“This city has given me so much, it’s hard to know what’s really going on a couple blocks from here,” on the West Side, the 29-year-old star told ESPN during the tournament at United Center. “The South Side is close. This is where I live. I live in Chicago now. I just want to do my best. I don’t know all the answers. At the end of the day, I just want to go out there and help, because this is just as important to me as winning a championship.”
Rose was also on hand to join Noah at his charity event, along with Chicago natives such as free agent Nazr Mohammed, Houston Rockets guard Patrick Beverley and Bulls special assistant Randy Brown.
Migrant World Cup workers in Qatar reportedly haven’t been paid in a year
The FIFA World Cup is back in the news again and not for a good reason. Migrant workers who moved to Qatar to build luxury offices for the 2022 World Cup organizers have reportedly not been paid in over a year. This revelation comes months after a report noted the staggering number of migrant worker deaths connected to the World Cup in Qatar. The Guardian reports:
“Officials in Qatar’s Supreme Committee for Delivery and Legacy have been using offices on the 38th and 39th floors of Doha’s landmark Al Bidda skyscraper — known as the Tower of Football — which were fitted out by men from Nepal, Sri Lanka and India who say they have not been paid for up to 13 months’ work.”
The wages, the workers told The Guardian, amount to about $10 per day.

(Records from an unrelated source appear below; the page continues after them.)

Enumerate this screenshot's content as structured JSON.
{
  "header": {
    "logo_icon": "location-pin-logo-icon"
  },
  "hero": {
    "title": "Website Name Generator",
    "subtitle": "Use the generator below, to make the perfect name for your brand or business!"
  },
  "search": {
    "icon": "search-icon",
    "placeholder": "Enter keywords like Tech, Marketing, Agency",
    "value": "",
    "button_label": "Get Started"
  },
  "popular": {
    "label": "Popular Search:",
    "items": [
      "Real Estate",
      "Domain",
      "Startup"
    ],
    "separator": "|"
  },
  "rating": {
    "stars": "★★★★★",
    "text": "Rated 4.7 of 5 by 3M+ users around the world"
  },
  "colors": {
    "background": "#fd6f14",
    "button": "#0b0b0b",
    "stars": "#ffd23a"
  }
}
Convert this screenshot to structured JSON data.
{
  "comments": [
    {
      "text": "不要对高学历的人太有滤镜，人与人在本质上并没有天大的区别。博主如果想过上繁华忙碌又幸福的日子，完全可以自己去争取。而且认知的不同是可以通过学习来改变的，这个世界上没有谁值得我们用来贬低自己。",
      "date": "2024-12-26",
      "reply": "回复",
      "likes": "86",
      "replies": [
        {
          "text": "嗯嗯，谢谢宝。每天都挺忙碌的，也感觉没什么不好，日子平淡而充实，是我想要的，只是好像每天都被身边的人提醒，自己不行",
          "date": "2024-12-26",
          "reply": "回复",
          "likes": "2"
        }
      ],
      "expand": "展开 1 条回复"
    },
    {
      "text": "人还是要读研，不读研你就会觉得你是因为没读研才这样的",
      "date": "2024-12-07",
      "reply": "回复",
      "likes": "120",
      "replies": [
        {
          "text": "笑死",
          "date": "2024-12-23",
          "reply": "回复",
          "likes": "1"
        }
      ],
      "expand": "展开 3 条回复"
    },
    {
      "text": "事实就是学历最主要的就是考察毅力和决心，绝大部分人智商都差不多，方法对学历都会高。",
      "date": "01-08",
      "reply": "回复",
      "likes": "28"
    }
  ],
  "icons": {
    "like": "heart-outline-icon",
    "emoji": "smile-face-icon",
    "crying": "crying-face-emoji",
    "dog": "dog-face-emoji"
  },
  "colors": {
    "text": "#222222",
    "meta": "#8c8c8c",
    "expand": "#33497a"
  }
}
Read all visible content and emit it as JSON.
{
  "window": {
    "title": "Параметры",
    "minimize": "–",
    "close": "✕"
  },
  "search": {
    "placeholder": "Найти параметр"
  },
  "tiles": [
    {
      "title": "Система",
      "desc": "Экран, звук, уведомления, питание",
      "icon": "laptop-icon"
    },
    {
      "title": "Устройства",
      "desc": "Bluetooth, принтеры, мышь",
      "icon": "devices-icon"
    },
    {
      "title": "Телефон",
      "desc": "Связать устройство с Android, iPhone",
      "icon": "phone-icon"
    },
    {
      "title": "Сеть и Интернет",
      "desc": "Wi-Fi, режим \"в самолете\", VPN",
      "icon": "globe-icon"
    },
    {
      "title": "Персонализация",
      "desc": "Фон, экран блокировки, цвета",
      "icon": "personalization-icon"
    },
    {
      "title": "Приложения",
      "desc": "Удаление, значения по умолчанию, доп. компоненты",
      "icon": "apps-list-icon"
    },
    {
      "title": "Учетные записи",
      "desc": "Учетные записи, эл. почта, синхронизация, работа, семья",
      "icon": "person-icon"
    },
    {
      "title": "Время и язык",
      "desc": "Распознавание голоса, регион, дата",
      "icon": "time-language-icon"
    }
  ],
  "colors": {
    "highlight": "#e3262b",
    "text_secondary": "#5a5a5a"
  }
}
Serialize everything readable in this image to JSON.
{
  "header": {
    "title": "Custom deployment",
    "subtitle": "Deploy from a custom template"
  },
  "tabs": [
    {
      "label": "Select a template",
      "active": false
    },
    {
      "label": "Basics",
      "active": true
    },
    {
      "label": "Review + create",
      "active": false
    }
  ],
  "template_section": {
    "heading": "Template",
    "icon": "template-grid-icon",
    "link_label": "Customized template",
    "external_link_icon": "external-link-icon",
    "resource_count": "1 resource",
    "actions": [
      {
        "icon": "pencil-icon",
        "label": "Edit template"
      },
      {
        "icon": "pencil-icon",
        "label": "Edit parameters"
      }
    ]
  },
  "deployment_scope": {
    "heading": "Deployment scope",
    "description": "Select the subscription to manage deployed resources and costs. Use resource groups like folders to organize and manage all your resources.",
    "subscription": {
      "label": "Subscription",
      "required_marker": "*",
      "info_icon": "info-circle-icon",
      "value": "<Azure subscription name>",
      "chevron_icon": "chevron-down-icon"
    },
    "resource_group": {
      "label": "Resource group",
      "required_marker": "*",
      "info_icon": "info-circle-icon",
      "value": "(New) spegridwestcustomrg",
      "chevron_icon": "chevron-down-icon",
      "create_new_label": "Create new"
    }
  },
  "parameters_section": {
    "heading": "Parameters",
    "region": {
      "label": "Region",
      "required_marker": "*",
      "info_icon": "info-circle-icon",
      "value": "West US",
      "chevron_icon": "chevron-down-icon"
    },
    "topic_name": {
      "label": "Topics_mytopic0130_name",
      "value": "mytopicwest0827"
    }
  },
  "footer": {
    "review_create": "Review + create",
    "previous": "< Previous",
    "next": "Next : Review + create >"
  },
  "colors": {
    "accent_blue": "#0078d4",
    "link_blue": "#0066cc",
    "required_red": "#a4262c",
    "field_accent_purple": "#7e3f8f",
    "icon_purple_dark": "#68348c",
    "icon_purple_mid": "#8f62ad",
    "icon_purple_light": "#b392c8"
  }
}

“We don’t know how much they are spending on the World Cup but we just need our salary,” one worker told The Guardian after losing a year’s pay on the $4.25 million project. “We were working but not getting the salary. The government, the company: just provide the money.”
To get by, the migrant workers have reportedly been living in squalor on mere pennies per day. The Guardian writes:
“The migrants are squeezed seven to a room, sleeping on thin, dirty mattresses on the floor and on bunk beds, in breach of Qatar’s own labor standards. They live in constant fear of imprisonment because they have been left without paperwork after the contractor on the project, Lee Trading and Contracting, collapsed. They say they are now being exploited on wages as low as 50 pence (85 cents) an hour.”
In response, Qatar’s World Cup organizing committee condemned the actions of Lee Trading and Contracting, telling The Guardian that the committee is “heavily dismayed to learn of the behavior … with regard to the timely payment of its workers. We strongly disapprove and will continue to press for a speedy and fair conclusion to all cases.”
This is the latest accusation to come out over the alleged unfair and sometimes inhumane treatment of migrant workers, who have traveled to Qatar to prepare for the 2022 World Cup.
The Middle Eastern nation has also run into trouble regarding how it won the 2022 bid. After a report came out that accused Qatari officials of offering bribes to ensure votes to get the Cup to the country, FIFA began an internal investigation. That too has received its fair share of criticism after officials announced last week that the report would not go public as planned this month, but instead be passed on to another FIFA committee in September.
These ongoing problems have led many to question whether the World Cup should go on as currently planned in Qatar or be moved to another country. So far, FIFA has stated the tournament will take place in Qatar as planned, but at least one official has called for a re-vote to move the World Cup elsewhere.
The next World Cup is scheduled to take place in Russia in 2018.
Watch Peyton Manning, Wes Welker dance to ‘Rocky Top.’ Please. We beg you.
Among the sports things to be thankful for today, there is this: Peyton Manning went to a university with a fight song that makes people want to dance.
And, on Monday, darned if he didn’t do that. When “Rocky Top,” the Tennessee fight song, blared over the loudspeaker at the Denver Broncos’ training camp, he got moving. Britton Colquitt, another Tennessee alum, got into it, too, and then wonderfully, inexplicably (and wonderfully inexplicably) Wes Welker got into the act.
Maybe Welker was dancing to the Texas Tech fight song.